Dataset rows for apps and sites:
+--

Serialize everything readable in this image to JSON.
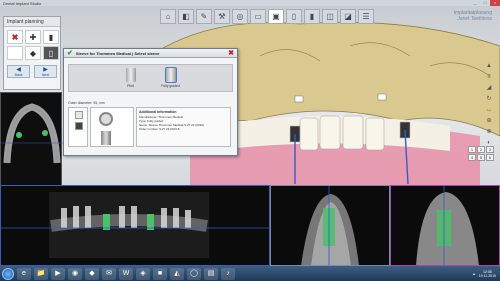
{
  "window": {
    "title": "Dental Implant Studio"
  },
  "planning_panel": {
    "title": "Implant planning",
    "buttons": [
      "✖",
      "✚",
      "▮",
      "",
      "◆",
      "▯"
    ],
    "nav": [
      {
        "arrow": "◀",
        "label": "Back"
      },
      {
        "arrow": "▶",
        "label": "Next"
      }
    ]
  },
  "toolbar": {
    "icons": [
      "⌂",
      "◧",
      "✎",
      "⚒",
      "◎",
      "▭",
      "▣",
      "▯",
      "▮",
      "◫",
      "◪",
      "☰"
    ]
  },
  "brand": {
    "line1": "Implantatplanung",
    "line2": "Janet Teethless"
  },
  "dialog": {
    "title": "Sleeve for Thommen Medical | Select sleeve",
    "sleeves": [
      {
        "label": "Pilot"
      },
      {
        "label": "Fully guided"
      }
    ],
    "option_label": "Outer diameter: 95, mm",
    "info_title": "Additional information",
    "info_lines": [
      "Manufacturer: Thommen Medical",
      "Type: Fully guided",
      "Name: Sleeve Thommen Medical S 27.23 (0016)",
      "Order number: 9.27.23.0016.8"
    ]
  },
  "right_tools": [
    "▲",
    "≡",
    "◢",
    "↻",
    "↔",
    "⊕",
    "⊗",
    "◐"
  ],
  "cubes": [
    "1",
    "2",
    "3",
    "4",
    "5",
    "6"
  ],
  "taskbar": {
    "icons": [
      "e",
      "📁",
      "▶",
      "◉",
      "◆",
      "✉",
      "W",
      "◈",
      "■",
      "◭",
      "◯",
      "▤",
      "♪"
    ],
    "time": "12:08",
    "date": "19.11.2019"
  },
  "colors": {
    "accent": "#3a5fb0",
    "implant_green": "#4cc06a",
    "axis_blue": "#2f5bd0"
  }
}
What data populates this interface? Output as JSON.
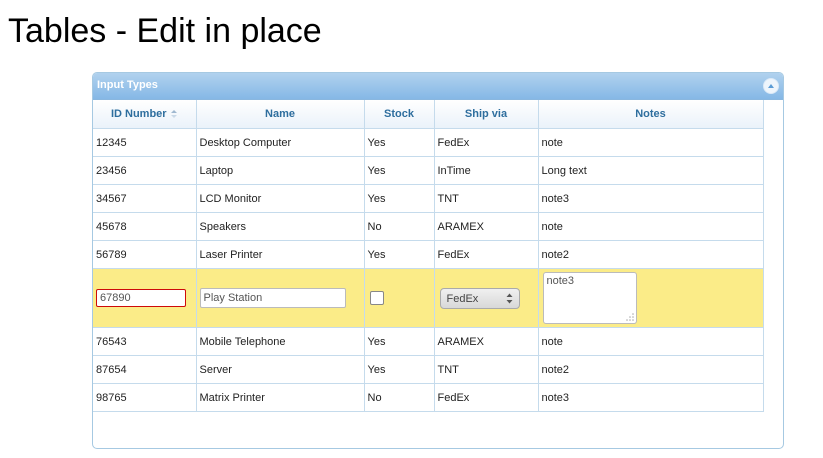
{
  "page": {
    "title": "Tables - Edit in place"
  },
  "grid": {
    "caption": "Input Types",
    "columns": [
      "ID Number",
      "Name",
      "Stock",
      "Ship via",
      "Notes"
    ],
    "sort_column": "ID Number",
    "rows_before_edit": [
      {
        "id": "12345",
        "name": "Desktop Computer",
        "stock": "Yes",
        "ship": "FedEx",
        "notes": "note"
      },
      {
        "id": "23456",
        "name": "Laptop",
        "stock": "Yes",
        "ship": "InTime",
        "notes": "Long text"
      },
      {
        "id": "34567",
        "name": "LCD Monitor",
        "stock": "Yes",
        "ship": "TNT",
        "notes": "note3"
      },
      {
        "id": "45678",
        "name": "Speakers",
        "stock": "No",
        "ship": "ARAMEX",
        "notes": "note"
      },
      {
        "id": "56789",
        "name": "Laser Printer",
        "stock": "Yes",
        "ship": "FedEx",
        "notes": "note2"
      }
    ],
    "edit_row": {
      "id": "67890",
      "name": "Play Station",
      "stock_checked": false,
      "ship": "FedEx",
      "notes": "note3"
    },
    "rows_after_edit": [
      {
        "id": "76543",
        "name": "Mobile Telephone",
        "stock": "Yes",
        "ship": "ARAMEX",
        "notes": "note"
      },
      {
        "id": "87654",
        "name": "Server",
        "stock": "Yes",
        "ship": "TNT",
        "notes": "note2"
      },
      {
        "id": "98765",
        "name": "Matrix Printer",
        "stock": "No",
        "ship": "FedEx",
        "notes": "note3"
      }
    ]
  },
  "colors": {
    "header_text": "#2e6e9e",
    "caption_bg": "#85b8e6",
    "edit_row_bg": "#fbec88",
    "error_border": "#cd0a0a"
  },
  "icons": {
    "collapse": "circle-triangle-up-icon",
    "sort": "sort-arrows-icon",
    "resize": "resize-grip-icon"
  }
}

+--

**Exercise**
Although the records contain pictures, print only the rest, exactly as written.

**Answer space**
Serialize everything readable in this image to JSON.
{
  "window": {
    "title": "Dental Implant Studio"
  },
  "planning_panel": {
    "title": "Implant planning",
    "buttons": [
      "✖",
      "✚",
      "▮",
      "",
      "◆",
      "▯"
    ],
    "nav": [
      {
        "arrow": "◀",
        "label": "Back"
      },
      {
        "arrow": "▶",
        "label": "Next"
      }
    ]
  },
  "toolbar": {
    "icons": [
      "⌂",
      "◧",
      "✎",
      "⚒",
      "◎",
      "▭",
      "▣",
      "▯",
      "▮",
      "◫",
      "◪",
      "☰"
    ]
  },
  "brand": {
    "line1": "Implantatplanung",
    "line2": "Janet Teethless"
  },
  "dialog": {
    "title": "Sleeve for Thommen Medical | Select sleeve",
    "sleeves": [
      {
        "label": "Pilot"
      },
      {
        "label": "Fully guided"
      }
    ],
    "option_label": "Outer diameter: 95, mm",
    "info_title": "Additional information",
    "info_lines": [
      "Manufacturer: Thommen Medical",
      "Type: Fully guided",
      "Name: Sleeve Thommen Medical S 27.23 (0016)",
      "Order number: 9.27.23.0016.8"
    ]
  },
  "right_tools": [
    "▲",
    "≡",
    "◢",
    "↻",
    "↔",
    "⊕",
    "⊗",
    "◐"
  ],
  "cubes": [
    "1",
    "2",
    "3",
    "4",
    "5",
    "6"
  ],
  "taskbar": {
    "icons": [
      "e",
      "📁",
      "▶",
      "◉",
      "◆",
      "✉",
      "W",
      "◈",
      "■",
      "◭",
      "◯",
      "▤",
      "♪"
    ],
    "time": "12:08",
    "date": "19.11.2019"
  },
  "colors": {
    "accent": "#3a5fb0",
    "implant_green": "#4cc06a",
    "axis_blue": "#2f5bd0"
  }
}
What data populates this interface? Output as JSON.
{
  "page": {
    "title": "Tables - Edit in place"
  },
  "grid": {
    "caption": "Input Types",
    "columns": [
      "ID Number",
      "Name",
      "Stock",
      "Ship via",
      "Notes"
    ],
    "sort_column": "ID Number",
    "rows_before_edit": [
      {
        "id": "12345",
        "name": "Desktop Computer",
        "stock": "Yes",
        "ship": "FedEx",
        "notes": "note"
      },
      {
        "id": "23456",
        "name": "Laptop",
        "stock": "Yes",
        "ship": "InTime",
        "notes": "Long text"
      },
      {
        "id": "34567",
        "name": "LCD Monitor",
        "stock": "Yes",
        "ship": "TNT",
        "notes": "note3"
      },
      {
        "id": "45678",
        "name": "Speakers",
        "stock": "No",
        "ship": "ARAMEX",
        "notes": "note"
      },
      {
        "id": "56789",
        "name": "Laser Printer",
        "stock": "Yes",
        "ship": "FedEx",
        "notes": "note2"
      }
    ],
    "edit_row": {
      "id": "67890",
      "name": "Play Station",
      "stock_checked": false,
      "ship": "FedEx",
      "notes": "note3"
    },
    "rows_after_edit": [
      {
        "id": "76543",
        "name": "Mobile Telephone",
        "stock": "Yes",
        "ship": "ARAMEX",
        "notes": "note"
      },
      {
        "id": "87654",
        "name": "Server",
        "stock": "Yes",
        "ship": "TNT",
        "notes": "note2"
      },
      {
        "id": "98765",
        "name": "Matrix Printer",
        "stock": "No",
        "ship": "FedEx",
        "notes": "note3"
      }
    ]
  },
  "colors": {
    "header_text": "#2e6e9e",
    "caption_bg": "#85b8e6",
    "edit_row_bg": "#fbec88",
    "error_border": "#cd0a0a"
  },
  "icons": {
    "collapse": "circle-triangle-up-icon",
    "sort": "sort-arrows-icon",
    "resize": "resize-grip-icon"
  }
}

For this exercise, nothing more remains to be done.